Mutual of Omaha Insurance Company employs several doctors who have the title “Medical Director.” My client had her claim reviewed by a “Medical Director” for Mutual of Omaha Insurance Company. We believe those physicians also do work for United of Omaha Life Insurance Company because United of Omaha Life Insurance Company has no employees, and services on behalf of United of Omaha Life Insurance Company are performed by Mutual of Omaha Insurance Company – – United of Omaha Life Insurance Company’s parent corporation – – under an intercompany administrative services agreement.
As a Medical Directors for Mutual of Omaha Insurance Company, these doctors primarily: (1) review medical records; (2) prepare “medical reviews” of those medical records; (3) write letters to treating doctors asking them if they agree with the Medical Director’s opinions about their patients’ conditions and capacity to work; and (4) sometimes recommend that medical specialists be hired (that is other doctors who don’t work directly for Mutual of Omaha) to review medical records and make recommendations concerning those records.
INADEQUATE REVIEW OF MY CLIENT’S CLAIM
In my client’s case, a Medical Director wrote a medical review, wrote letters to treating doctors, recommended the use an outside medical specialist, and wrote the questions to be asked of that outside specialist, regarding a claim for long-term disability benefits by one of our clients. In our opinion, there were many flaws in the Medical Director’s work on our client’s claim. For example, he:
- Mischaracterized our client’s occupation;
- Noted restrictions of fatigue and memory loss following her cardiac arrest and cardiac conditions, but failed to evaluate all the possible causes for that fatigue and memory loss;
- Did not accurately or adequately address the fact that our client suffered from cardiac arrest, cardiogenic shock, myocardial infarction, and reduced left ventricle ejection fraction;
- Did not request or obtain treatment records for many of our client’s known medical conditions, including those conditions discussed in her cardiac treatment records, such as, PTSD and anxiety—both very common consequences for persons who suffer cardiac arrest;

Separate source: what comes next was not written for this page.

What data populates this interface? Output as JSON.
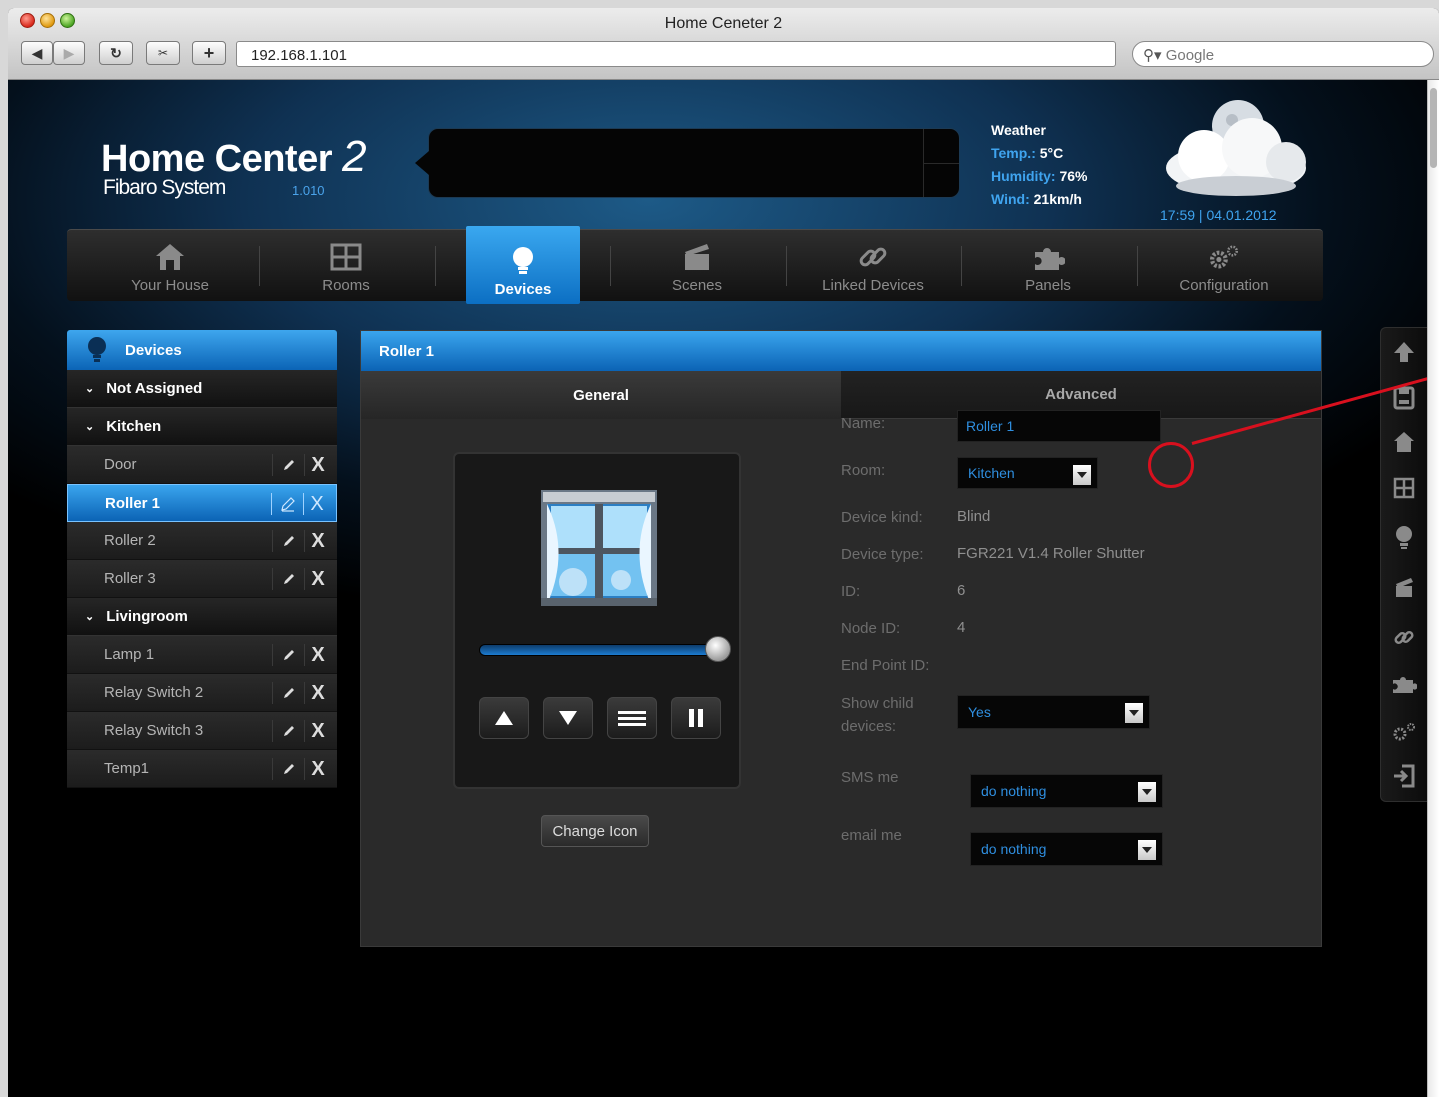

- Did not obtain any records related to our client’s fibromyalgia diagnosis and did not properly consider the limiting effects of that condition, concluding instead that he did not find “documented evidence of ongoing functional loss/impairment related to. . Fibromyalgia and/or Chronic pain syndrome,” reasoning that “this condition would not be expected to result in any significant ongoing or long-term functional loss/impairment and is typically treated with recommendation for an increased (i.e., as to decreased or no) physical/aerobic activity. . . .”
In our opinion, Mutual of Omaha’s Medical Director should have requested and reviewed records concerning our client’s PTSD, anxiety, panic attacks and but did not, and unreasonably assessed our client’s co-morbid fibromyalgia condition when he evaluated her claim for Mutual of Omaha.
IF YOUR CLAIM WAS DENIED BY MUTUAL OF OMAHA, BASED ON A REPORT BY ONE OF IT’S MEDICAL DIRECTORS CALL US, WE WANT TO TALK TO YOU
If your claim for long-term disability benefits from Mutual of Omaha Insurance Company or United of Omaha Life Insurance Company was denied and if Mutual of Omaha Insurance Company or United of Omaha Life Insurance Company relied on opinions or letters or recommendations by one of its Medical Directors, we would like to talk to you. Please call us or send us an email with the subject line: “I want to discuss Mutual of Omaha’s Medical Director,” and we will call you to discuss.